● EXERCISE MATERIALS
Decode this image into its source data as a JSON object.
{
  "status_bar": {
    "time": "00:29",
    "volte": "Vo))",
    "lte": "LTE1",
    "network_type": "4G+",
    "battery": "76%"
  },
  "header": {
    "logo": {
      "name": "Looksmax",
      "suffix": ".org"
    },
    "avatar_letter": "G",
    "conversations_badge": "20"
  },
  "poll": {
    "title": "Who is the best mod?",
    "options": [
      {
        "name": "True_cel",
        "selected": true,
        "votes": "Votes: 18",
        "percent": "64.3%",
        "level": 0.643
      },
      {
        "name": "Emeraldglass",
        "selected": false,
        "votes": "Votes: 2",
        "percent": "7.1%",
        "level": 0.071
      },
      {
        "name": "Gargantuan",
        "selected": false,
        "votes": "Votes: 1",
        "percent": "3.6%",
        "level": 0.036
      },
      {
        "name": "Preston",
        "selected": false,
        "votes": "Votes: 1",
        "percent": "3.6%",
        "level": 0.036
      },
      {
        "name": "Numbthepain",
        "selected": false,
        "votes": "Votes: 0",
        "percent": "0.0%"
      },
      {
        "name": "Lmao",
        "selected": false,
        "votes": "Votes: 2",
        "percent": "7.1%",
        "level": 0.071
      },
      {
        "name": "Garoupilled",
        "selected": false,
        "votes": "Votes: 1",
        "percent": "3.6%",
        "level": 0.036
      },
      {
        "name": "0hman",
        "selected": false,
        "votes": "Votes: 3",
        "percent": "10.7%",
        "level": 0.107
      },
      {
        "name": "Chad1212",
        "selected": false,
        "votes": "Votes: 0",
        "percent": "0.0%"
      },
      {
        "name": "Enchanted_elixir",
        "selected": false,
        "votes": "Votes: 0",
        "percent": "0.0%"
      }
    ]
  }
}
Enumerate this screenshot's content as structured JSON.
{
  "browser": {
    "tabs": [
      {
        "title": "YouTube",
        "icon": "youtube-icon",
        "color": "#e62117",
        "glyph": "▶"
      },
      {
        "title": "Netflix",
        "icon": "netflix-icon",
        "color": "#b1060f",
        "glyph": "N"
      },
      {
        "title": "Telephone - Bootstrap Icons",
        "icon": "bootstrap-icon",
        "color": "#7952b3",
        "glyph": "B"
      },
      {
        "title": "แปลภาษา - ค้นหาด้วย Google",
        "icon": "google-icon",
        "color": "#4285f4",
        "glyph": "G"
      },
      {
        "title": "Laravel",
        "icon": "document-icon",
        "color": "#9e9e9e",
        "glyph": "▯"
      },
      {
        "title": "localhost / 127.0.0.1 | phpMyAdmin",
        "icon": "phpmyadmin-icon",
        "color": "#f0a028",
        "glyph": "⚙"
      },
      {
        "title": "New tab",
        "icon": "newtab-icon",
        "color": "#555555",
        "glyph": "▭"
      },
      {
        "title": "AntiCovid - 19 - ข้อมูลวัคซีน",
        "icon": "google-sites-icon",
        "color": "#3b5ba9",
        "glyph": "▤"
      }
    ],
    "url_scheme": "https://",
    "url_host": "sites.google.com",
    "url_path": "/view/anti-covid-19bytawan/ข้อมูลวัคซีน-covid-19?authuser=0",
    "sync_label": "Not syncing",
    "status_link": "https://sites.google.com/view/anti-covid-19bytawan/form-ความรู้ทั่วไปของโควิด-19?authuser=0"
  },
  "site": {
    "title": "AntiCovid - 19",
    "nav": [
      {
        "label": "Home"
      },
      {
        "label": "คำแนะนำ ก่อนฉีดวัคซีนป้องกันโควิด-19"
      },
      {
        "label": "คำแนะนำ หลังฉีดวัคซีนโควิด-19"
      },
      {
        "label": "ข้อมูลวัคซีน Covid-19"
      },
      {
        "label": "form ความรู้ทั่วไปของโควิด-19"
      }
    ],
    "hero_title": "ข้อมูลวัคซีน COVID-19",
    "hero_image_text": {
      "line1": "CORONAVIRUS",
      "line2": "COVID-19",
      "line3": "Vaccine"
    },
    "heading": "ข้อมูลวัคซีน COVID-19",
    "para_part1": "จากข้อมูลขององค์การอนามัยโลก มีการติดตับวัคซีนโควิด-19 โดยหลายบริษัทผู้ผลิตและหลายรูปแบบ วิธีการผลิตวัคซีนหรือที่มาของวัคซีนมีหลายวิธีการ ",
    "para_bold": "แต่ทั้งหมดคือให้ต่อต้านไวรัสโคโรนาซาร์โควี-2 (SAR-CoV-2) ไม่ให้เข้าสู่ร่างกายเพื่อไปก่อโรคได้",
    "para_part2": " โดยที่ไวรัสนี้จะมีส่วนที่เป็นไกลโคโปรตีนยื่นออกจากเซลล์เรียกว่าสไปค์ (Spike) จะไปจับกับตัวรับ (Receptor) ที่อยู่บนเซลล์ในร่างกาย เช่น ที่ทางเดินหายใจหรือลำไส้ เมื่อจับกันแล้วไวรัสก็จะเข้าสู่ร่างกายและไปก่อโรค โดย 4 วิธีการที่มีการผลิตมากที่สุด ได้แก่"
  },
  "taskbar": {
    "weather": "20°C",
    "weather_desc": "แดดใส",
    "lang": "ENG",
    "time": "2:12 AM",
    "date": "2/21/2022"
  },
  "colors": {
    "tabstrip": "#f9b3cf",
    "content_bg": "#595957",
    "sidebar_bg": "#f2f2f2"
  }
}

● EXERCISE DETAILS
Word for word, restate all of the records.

● RESULT
Decode this image into its source data as a JSON object.
{
  "status_bar": {
    "time": "00:29",
    "volte": "Vo))",
    "lte": "LTE1",
    "network_type": "4G+",
    "battery": "76%"
  },
  "header": {
    "logo": {
      "name": "Looksmax",
      "suffix": ".org"
    },
    "avatar_letter": "G",
    "conversations_badge": "20"
  },
  "poll": {
    "title": "Who is the best mod?",
    "options": [
      {
        "name": "True_cel",
        "selected": true,
        "votes": "Votes: 18",
        "percent": "64.3%",
        "level": 0.643
      },
      {
        "name": "Emeraldglass",
        "selected": false,
        "votes": "Votes: 2",
        "percent": "7.1%",
        "level": 0.071
      },
      {
        "name": "Gargantuan",
        "selected": false,
        "votes": "Votes: 1",
        "percent": "3.6%",
        "level": 0.036
      },
      {
        "name": "Preston",
        "selected": false,
        "votes": "Votes: 1",
        "percent": "3.6%",
        "level": 0.036
      },
      {
        "name": "Numbthepain",
        "selected": false,
        "votes": "Votes: 0",
        "percent": "0.0%"
      },
      {
        "name": "Lmao",
        "selected": false,
        "votes": "Votes: 2",
        "percent": "7.1%",
        "level": 0.071
      },
      {
        "name": "Garoupilled",
        "selected": false,
        "votes": "Votes: 1",
        "percent": "3.6%",
        "level": 0.036
      },
      {
        "name": "0hman",
        "selected": false,
        "votes": "Votes: 3",
        "percent": "10.7%",
        "level": 0.107
      },
      {
        "name": "Chad1212",
        "selected": false,
        "votes": "Votes: 0",
        "percent": "0.0%"
      },
      {
        "name": "Enchanted_elixir",
        "selected": false,
        "votes": "Votes: 0",
        "percent": "0.0%"
      }
    ]
  }
}
Enumerate this screenshot's content as structured JSON.
{
  "browser": {
    "tabs": [
      {
        "title": "YouTube",
        "icon": "youtube-icon",
        "color": "#e62117",
        "glyph": "▶"
      },
      {
        "title": "Netflix",
        "icon": "netflix-icon",
        "color": "#b1060f",
        "glyph": "N"
      },
      {
        "title": "Telephone - Bootstrap Icons",
        "icon": "bootstrap-icon",
        "color": "#7952b3",
        "glyph": "B"
      },
      {
        "title": "แปลภาษา - ค้นหาด้วย Google",
        "icon": "google-icon",
        "color": "#4285f4",
        "glyph": "G"
      },
      {
        "title": "Laravel",
        "icon": "document-icon",
        "color": "#9e9e9e",
        "glyph": "▯"
      },
      {
        "title": "localhost / 127.0.0.1 | phpMyAdmin",
        "icon": "phpmyadmin-icon",
        "color": "#f0a028",
        "glyph": "⚙"
      },
      {
        "title": "New tab",
        "icon": "newtab-icon",
        "color": "#555555",
        "glyph": "▭"
      },
      {
        "title": "AntiCovid - 19 - ข้อมูลวัคซีน",
        "icon": "google-sites-icon",
        "color": "#3b5ba9",
        "glyph": "▤"
      }
    ],
    "url_scheme": "https://",
    "url_host": "sites.google.com",
    "url_path": "/view/anti-covid-19bytawan/ข้อมูลวัคซีน-covid-19?authuser=0",
    "sync_label": "Not syncing",
    "status_link": "https://sites.google.com/view/anti-covid-19bytawan/form-ความรู้ทั่วไปของโควิด-19?authuser=0"
  },
  "site": {
    "title": "AntiCovid - 19",
    "nav": [
      {
        "label": "Home"
      },
      {
        "label": "คำแนะนำ ก่อนฉีดวัคซีนป้องกันโควิด-19"
      },
      {
        "label": "คำแนะนำ หลังฉีดวัคซีนโควิด-19"
      },
      {
        "label": "ข้อมูลวัคซีน Covid-19"
      },
      {
        "label": "form ความรู้ทั่วไปของโควิด-19"
      }
    ],
    "hero_title": "ข้อมูลวัคซีน COVID-19",
    "hero_image_text": {
      "line1": "CORONAVIRUS",
      "line2": "COVID-19",
      "line3": "Vaccine"
    },
    "heading": "ข้อมูลวัคซีน COVID-19",
    "para_part1": "จากข้อมูลขององค์การอนามัยโลก มีการติดตับวัคซีนโควิด-19 โดยหลายบริษัทผู้ผลิตและหลายรูปแบบ วิธีการผลิตวัคซีนหรือที่มาของวัคซีนมีหลายวิธีการ ",
    "para_bold": "แต่ทั้งหมดคือให้ต่อต้านไวรัสโคโรนาซาร์โควี-2 (SAR-CoV-2) ไม่ให้เข้าสู่ร่างกายเพื่อไปก่อโรคได้",
    "para_part2": " โดยที่ไวรัสนี้จะมีส่วนที่เป็นไกลโคโปรตีนยื่นออกจากเซลล์เรียกว่าสไปค์ (Spike) จะไปจับกับตัวรับ (Receptor) ที่อยู่บนเซลล์ในร่างกาย เช่น ที่ทางเดินหายใจหรือลำไส้ เมื่อจับกันแล้วไวรัสก็จะเข้าสู่ร่างกายและไปก่อโรค โดย 4 วิธีการที่มีการผลิตมากที่สุด ได้แก่"
  },
  "taskbar": {
    "weather": "20°C",
    "weather_desc": "แดดใส",
    "lang": "ENG",
    "time": "2:12 AM",
    "date": "2/21/2022"
  },
  "colors": {
    "tabstrip": "#f9b3cf",
    "content_bg": "#595957",
    "sidebar_bg": "#f2f2f2"
  }
}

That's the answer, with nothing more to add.